It wasn’t too long ago that crypto currencies seemed to be an extremely viable method for investing—and even diversifying—your portfolio. But although digital asset prices have taken a tumble, the threat of cryptojacking has remained prevalent.

As anyone familiar with digital currency knows, cryptocurrencies work through a digital ledger called a blockchain, which can also be understood as a regularly updated database. Blockchains function according to a principle whereby every set of transactions is merged into a “block.” In order for cryptocurrencies to make new blocks, they need additional computing power that is provided by users of the cryptocurrency.
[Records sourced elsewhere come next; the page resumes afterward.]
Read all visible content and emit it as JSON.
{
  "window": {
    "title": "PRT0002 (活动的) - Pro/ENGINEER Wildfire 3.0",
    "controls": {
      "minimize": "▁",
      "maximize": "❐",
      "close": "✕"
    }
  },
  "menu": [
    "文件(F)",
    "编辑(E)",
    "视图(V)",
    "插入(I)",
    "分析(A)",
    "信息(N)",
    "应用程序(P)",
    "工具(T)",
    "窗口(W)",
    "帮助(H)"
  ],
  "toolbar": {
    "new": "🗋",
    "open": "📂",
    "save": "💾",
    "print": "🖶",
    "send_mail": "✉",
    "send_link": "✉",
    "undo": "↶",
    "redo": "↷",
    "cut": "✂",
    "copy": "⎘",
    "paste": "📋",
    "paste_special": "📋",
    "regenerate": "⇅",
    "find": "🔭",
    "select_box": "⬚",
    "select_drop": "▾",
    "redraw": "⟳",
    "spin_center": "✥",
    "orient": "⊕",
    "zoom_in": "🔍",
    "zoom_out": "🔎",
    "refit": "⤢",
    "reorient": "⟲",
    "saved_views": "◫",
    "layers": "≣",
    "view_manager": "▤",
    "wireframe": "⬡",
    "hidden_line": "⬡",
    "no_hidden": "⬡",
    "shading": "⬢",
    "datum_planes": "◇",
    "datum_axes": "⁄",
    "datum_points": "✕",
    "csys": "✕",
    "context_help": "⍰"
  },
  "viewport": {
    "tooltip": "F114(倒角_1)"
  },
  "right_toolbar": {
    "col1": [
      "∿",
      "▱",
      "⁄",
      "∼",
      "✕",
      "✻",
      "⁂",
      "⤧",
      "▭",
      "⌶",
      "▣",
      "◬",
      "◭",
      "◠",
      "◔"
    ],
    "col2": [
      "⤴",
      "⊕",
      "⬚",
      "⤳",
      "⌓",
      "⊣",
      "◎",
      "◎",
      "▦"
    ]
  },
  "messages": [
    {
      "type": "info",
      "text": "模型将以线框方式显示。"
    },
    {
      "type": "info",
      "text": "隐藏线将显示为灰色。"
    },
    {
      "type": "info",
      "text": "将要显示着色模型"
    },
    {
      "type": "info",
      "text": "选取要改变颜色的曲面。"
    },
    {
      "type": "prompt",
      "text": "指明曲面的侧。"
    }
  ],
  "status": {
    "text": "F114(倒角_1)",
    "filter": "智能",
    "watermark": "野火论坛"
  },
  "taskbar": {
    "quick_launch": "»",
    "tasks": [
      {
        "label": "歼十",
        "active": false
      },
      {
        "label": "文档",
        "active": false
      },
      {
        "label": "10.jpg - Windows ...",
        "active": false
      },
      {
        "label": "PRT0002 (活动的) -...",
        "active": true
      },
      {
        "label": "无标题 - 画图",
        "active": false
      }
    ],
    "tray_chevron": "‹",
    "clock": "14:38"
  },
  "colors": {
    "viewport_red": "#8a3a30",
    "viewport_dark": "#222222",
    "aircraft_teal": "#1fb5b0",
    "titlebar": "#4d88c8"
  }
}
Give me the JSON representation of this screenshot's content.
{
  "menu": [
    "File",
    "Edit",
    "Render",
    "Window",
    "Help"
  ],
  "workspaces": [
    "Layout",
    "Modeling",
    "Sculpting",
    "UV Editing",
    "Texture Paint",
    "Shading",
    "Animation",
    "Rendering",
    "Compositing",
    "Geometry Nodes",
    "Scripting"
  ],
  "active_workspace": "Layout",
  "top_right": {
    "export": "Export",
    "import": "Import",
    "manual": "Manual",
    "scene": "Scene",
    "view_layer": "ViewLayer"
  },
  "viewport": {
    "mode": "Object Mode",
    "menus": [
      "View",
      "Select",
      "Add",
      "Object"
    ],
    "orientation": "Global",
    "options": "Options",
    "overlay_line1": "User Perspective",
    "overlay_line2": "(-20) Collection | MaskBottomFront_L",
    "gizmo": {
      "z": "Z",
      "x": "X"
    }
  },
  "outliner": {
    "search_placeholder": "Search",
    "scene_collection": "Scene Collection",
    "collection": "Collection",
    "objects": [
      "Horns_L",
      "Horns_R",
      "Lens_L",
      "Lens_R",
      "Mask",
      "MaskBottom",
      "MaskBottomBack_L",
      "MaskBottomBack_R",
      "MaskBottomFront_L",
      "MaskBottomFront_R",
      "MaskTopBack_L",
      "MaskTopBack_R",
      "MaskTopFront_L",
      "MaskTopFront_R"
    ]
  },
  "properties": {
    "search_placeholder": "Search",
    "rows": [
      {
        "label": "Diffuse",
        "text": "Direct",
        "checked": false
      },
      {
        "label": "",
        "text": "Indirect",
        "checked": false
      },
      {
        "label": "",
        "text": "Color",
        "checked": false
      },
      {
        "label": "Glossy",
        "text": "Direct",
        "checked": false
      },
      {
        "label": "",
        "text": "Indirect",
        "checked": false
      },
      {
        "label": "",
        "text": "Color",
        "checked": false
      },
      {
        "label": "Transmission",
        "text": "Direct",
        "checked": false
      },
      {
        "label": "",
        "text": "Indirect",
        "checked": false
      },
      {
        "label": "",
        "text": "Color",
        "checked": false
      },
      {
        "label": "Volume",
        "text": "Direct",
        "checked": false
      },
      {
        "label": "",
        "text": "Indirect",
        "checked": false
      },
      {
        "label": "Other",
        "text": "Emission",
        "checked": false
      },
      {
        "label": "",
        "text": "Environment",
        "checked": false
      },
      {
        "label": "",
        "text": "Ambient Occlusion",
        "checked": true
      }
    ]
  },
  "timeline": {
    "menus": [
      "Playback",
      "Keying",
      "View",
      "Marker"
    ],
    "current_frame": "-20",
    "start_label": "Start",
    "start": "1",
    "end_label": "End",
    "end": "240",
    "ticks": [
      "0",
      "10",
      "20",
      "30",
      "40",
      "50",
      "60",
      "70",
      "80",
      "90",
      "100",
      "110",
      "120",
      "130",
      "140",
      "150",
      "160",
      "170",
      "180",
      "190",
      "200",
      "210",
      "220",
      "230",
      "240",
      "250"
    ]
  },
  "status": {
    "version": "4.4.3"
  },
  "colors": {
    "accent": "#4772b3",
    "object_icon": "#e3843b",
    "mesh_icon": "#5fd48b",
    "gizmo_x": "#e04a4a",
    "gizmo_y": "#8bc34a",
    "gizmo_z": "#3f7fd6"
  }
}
The individuals that provide this power to the cryptocurrency, or cryptominers, are rewarded for this power by receiving mined crypto (Bitcoin is an excellent example of this). Crytpojacking takes advantage of this system

Cybercrimes are often executed through vulnerabilities in web browsers or extensions, and cryptojacking is no exception. It mines cryptocurrencies using malicious links or embedded Java Script code to commandeer a victim’s computer or smartphone. And while cryptojacking is not the most destructive cyber threat, it is certainly among the costliest. Cryptojacking can have many additional negative effects that include a noticeable increase in electricity consumption as well as aging a device’s software far beyond normal wear. What compounds these costs is the amount of time that cryptojacking can occur undetected; if you’re not careful, it can take up to several months to notice anything at all.

So, what should you be looking for? Here are some of the easiest tells:

  1. Slower System Performance: This is a fairly intuitive tell. The reason being that, if someone is hacking your device for their own uses, this will drain your battery, cause you system to run slowly, and in general cause it to exhibit poor performance
  1. Overheating: Like any piece of technology, your device has its limits. And when you’re being cryptojacked, it is more likely than not that your fans and other fail safes will be forced into excessive use. This can cause your device to suffer from damaged hardware or even a shortened lifespan.
  1. CPU Usage: If you notice that your device is having more trouble than usual processing sites with little-to-no media content, it’s possible that cryptojacking could be to blame. The good news is that there is an easy way to check: Utilize the Activity Monitor and/or Task Manager on your device to view your central processing unit (CPU) usage